I endure the insults of those who insult you. 4
which causes others to insult me. 6
69:11 I wear sackcloth
and they ridicule me. 7
69:12 Those who sit at the city gate gossip about me;
drunkards mock me in their songs. 8
69:19 You know how I am insulted, humiliated and disgraced;
you can see all my enemies. 9
for comforters, but find none.
1 tn Or “for.” This verse explains that the psalmist’s suffering is due to his allegiance to God.
2 tn Or “devotion to.”
3 sn God’s house, the temple, here represents by metonymy God himself.
4 tn Heb “the insults of those who insult you fall upon me.”
sn Jn 2:17 applies the first half of this verse to Jesus’ ministry in the context of John’s account of Jesus cleansing the temple.
5 sn Fasting was a practice of mourners.
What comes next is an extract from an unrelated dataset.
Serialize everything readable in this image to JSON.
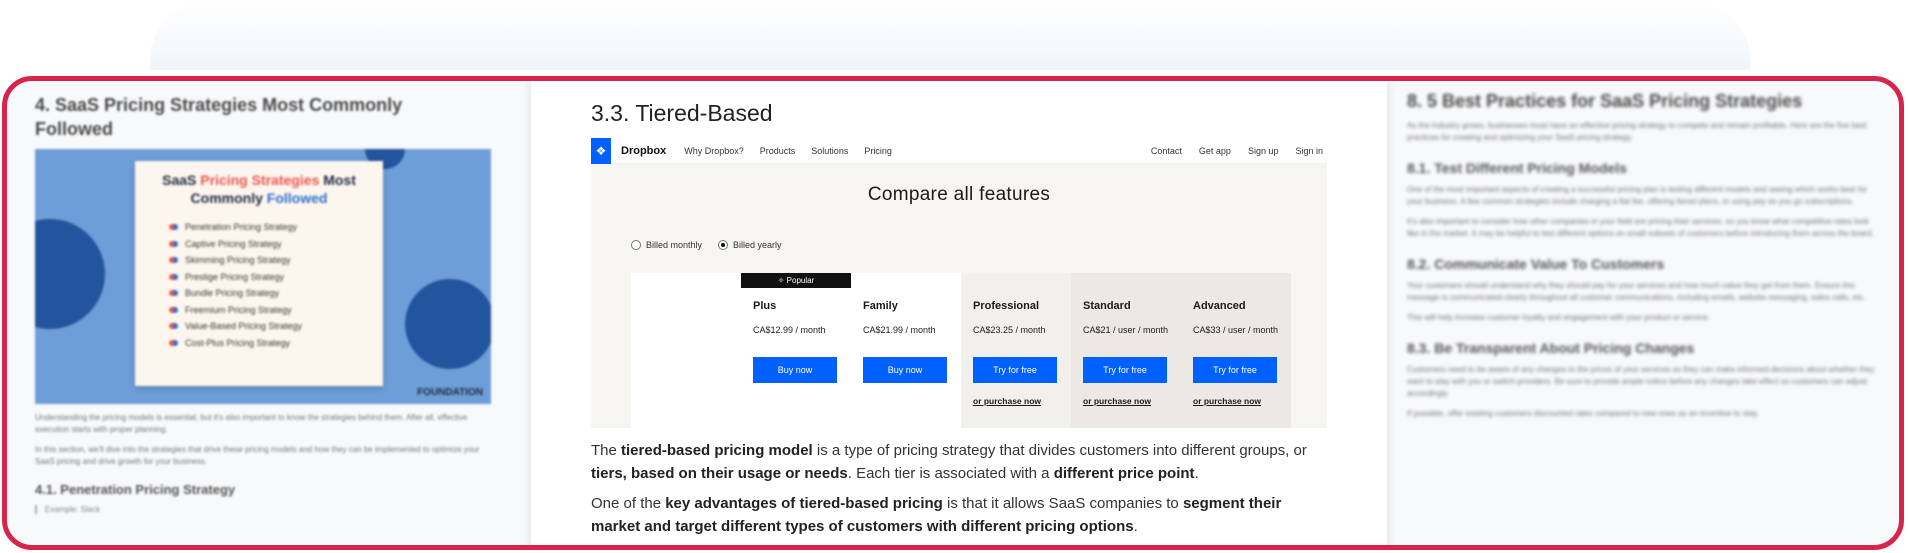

By refraining from normal activities such as eating food, the mourner demonstrated the sincerity of his sorrow.
6 tn Heb “and it becomes insults to me.”
7 tn Heb “and I am an object of ridicule to them.”
8 tn Heb “the mocking songs of the drinkers of beer.”
9 tn Heb “before you [are] all my enemies.”
10 tn Heb “break my heart.” The “heart” is viewed here as the origin of the psalmist’s emotions.
11 tn The verb form appears to be a Qal preterite from an otherwise unattested root נוּשׁ (nush), which some consider an alternate form of אָנַשׁ (’anash, “be weak; be sick”; see BDB 60 s.v. I אָנַשׁ). Perhaps the form should be emended to a Niphal, וָאֵאָנְשָׁה (va’e’onshah, “and I am sick”). The Niphal of אָנַשׁ occurs in 2 Sam 12:15, where it is used to describe David’s sick child.
12 tn Heb “wait.”
13 tn Heb “and I wait for sympathy, but there is none.” The form נוּד (nud) is an infinitive functioning as a verbal noun:, “sympathizing.” Some suggest emending the form to a participle נָד (nad, “one who shows sympathy”). The verb נוּד (nud) also has the nuance “show sympathy” in Job 2:11; 42:11 and Isa 51:19.